In a new book, Network chief of research Stefaan Verhulst and Network coordinator Andrew Young explore the potential of open government data to create positive impacts in developing economies. The book, which arose out of a collaboration between the GovLab, USAID, FHI 360 and the Web Foundation, is premised on the belief that while there is increasing belief that open data can create social and economic transformation, much of the the evidence to date has focused on high income countries. To address this knowledge gap, Open Data in Developing Economies features 12 case studies on open data initiatives from across the developing world to inform an analysis of the types of impact open data is having, and the conditions under which open data can bring positive social and economic change.

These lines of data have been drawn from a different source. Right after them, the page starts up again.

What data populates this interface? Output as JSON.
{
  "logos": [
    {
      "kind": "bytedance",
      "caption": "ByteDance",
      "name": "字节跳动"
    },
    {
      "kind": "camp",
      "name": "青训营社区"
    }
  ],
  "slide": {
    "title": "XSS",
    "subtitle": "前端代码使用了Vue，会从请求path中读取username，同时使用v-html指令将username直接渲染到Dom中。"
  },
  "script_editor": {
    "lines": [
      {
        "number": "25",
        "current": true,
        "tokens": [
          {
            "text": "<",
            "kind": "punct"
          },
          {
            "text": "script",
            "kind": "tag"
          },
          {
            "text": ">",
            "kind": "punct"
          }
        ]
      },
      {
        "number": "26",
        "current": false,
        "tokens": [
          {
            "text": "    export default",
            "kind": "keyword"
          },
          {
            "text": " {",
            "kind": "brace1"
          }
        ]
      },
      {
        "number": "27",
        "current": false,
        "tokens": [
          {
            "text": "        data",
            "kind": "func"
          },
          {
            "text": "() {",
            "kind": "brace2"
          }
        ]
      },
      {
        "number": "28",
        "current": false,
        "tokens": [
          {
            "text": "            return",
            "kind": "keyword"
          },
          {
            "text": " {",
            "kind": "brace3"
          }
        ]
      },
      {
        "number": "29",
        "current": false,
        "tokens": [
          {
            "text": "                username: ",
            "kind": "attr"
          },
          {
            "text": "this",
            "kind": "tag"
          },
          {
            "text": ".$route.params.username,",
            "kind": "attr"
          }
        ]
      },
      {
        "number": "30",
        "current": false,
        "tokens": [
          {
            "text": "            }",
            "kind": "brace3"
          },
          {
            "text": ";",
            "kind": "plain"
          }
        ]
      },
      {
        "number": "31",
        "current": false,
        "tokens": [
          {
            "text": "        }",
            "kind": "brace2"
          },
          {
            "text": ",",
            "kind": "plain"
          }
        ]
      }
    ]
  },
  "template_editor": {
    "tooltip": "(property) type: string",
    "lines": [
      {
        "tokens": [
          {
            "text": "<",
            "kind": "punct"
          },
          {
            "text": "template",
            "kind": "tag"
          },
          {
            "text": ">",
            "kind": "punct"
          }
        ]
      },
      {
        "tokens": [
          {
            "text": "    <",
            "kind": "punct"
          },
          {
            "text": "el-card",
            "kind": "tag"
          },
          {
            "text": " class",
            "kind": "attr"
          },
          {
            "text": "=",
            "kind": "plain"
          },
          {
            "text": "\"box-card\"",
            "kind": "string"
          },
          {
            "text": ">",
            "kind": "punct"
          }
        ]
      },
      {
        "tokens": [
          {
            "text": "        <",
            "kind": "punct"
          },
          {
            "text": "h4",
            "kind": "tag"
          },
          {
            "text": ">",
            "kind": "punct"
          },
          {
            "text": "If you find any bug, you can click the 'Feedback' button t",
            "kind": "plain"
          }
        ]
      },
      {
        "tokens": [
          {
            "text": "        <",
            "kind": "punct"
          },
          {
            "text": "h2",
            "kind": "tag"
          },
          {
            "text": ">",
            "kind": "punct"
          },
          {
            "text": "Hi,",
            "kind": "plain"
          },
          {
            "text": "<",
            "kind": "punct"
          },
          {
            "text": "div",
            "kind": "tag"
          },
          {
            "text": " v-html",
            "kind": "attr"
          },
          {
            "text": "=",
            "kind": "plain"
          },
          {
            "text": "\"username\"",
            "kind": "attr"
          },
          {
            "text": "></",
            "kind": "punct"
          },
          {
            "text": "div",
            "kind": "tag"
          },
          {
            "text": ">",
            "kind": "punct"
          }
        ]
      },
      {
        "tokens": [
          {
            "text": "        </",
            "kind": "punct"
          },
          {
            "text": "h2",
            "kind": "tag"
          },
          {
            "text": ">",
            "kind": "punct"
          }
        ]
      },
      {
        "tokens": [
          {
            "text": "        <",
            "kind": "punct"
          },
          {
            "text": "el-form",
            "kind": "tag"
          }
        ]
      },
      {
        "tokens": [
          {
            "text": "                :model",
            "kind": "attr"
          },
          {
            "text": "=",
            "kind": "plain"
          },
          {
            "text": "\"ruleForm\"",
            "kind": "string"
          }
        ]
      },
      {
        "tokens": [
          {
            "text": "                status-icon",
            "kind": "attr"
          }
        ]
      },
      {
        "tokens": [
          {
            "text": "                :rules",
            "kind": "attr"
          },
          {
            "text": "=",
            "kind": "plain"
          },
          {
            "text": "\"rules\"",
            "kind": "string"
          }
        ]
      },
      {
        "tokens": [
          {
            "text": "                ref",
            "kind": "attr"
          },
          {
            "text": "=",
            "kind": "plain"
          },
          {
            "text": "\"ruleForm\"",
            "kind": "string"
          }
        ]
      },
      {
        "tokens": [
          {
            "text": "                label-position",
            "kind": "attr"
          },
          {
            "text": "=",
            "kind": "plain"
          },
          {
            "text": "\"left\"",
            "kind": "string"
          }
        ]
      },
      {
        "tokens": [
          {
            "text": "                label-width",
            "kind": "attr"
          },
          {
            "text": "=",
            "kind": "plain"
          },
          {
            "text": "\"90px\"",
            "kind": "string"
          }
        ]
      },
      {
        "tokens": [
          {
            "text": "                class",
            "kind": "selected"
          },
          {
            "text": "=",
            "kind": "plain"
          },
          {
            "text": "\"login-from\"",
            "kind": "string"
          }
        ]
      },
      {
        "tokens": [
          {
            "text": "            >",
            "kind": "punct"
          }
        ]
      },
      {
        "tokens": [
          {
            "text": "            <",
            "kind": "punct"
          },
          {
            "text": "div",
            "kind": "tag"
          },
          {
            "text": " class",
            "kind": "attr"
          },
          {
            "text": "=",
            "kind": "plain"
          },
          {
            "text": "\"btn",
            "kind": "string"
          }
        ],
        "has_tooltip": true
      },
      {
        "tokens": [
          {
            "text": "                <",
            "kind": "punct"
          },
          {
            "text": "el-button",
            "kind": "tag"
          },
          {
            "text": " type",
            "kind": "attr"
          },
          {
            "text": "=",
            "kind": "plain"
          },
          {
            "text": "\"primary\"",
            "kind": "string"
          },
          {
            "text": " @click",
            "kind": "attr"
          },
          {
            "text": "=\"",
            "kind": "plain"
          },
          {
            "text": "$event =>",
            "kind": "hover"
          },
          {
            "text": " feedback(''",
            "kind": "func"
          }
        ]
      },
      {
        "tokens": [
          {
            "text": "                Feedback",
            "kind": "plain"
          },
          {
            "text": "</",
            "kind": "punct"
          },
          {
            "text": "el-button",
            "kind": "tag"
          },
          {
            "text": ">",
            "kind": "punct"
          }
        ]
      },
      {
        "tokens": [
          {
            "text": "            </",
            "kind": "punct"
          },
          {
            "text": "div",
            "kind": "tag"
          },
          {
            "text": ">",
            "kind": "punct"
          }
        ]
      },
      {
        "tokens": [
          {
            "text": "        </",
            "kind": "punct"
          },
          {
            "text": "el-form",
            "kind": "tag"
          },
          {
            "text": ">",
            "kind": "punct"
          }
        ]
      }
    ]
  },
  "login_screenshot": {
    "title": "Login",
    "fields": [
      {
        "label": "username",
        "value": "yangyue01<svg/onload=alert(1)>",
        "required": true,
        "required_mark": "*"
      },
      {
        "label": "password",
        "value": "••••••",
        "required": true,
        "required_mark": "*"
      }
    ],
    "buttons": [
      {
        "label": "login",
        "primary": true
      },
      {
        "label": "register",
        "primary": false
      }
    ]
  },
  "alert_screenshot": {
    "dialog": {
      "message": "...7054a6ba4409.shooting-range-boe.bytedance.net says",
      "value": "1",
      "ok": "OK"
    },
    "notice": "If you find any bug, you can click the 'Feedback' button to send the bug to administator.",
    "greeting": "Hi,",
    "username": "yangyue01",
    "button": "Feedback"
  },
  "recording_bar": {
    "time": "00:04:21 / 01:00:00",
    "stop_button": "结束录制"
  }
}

In addition to the case studies, the book offers a number of tools for policymakers, practitioners, and researchers, including the Periodic Table of Open Data, which presents a number of conditions that could either bolster or hamper the effectiveness of the use of open data. It also provides a logic model of open data to enable more a more nuanced understanding of the open data value chain.
The book is available both as a free PDF download, and in a physical version.
From the publisher:
Recent years have witnessed considerable speculation about the potential of open data to bring about wide-scale transformation. The bulk of existing evidence about the impact of open data, however, focuses on high-income countries. Much less is known about open data’s role and value in low- and middle-income countries, and more generally about its possible contributions to economic and social development.
Open Data for Developing Economies features in-depth case studies on how open data is having an impact across the developing world-from an agriculture initiative in Colombia to data-driven healthcare projects in Uganda and South Africa to crisis response in Nepal. The analysis built on these case studies aims to create actionable intelligence regarding: (a) the conditions under which open data is most (and least) effective in development, presented in the form of a Periodic Table of Open Data; (b) strategies to maximize the positive contributions of open data to development; and (c) the means for limiting open data’s harms on developing countries.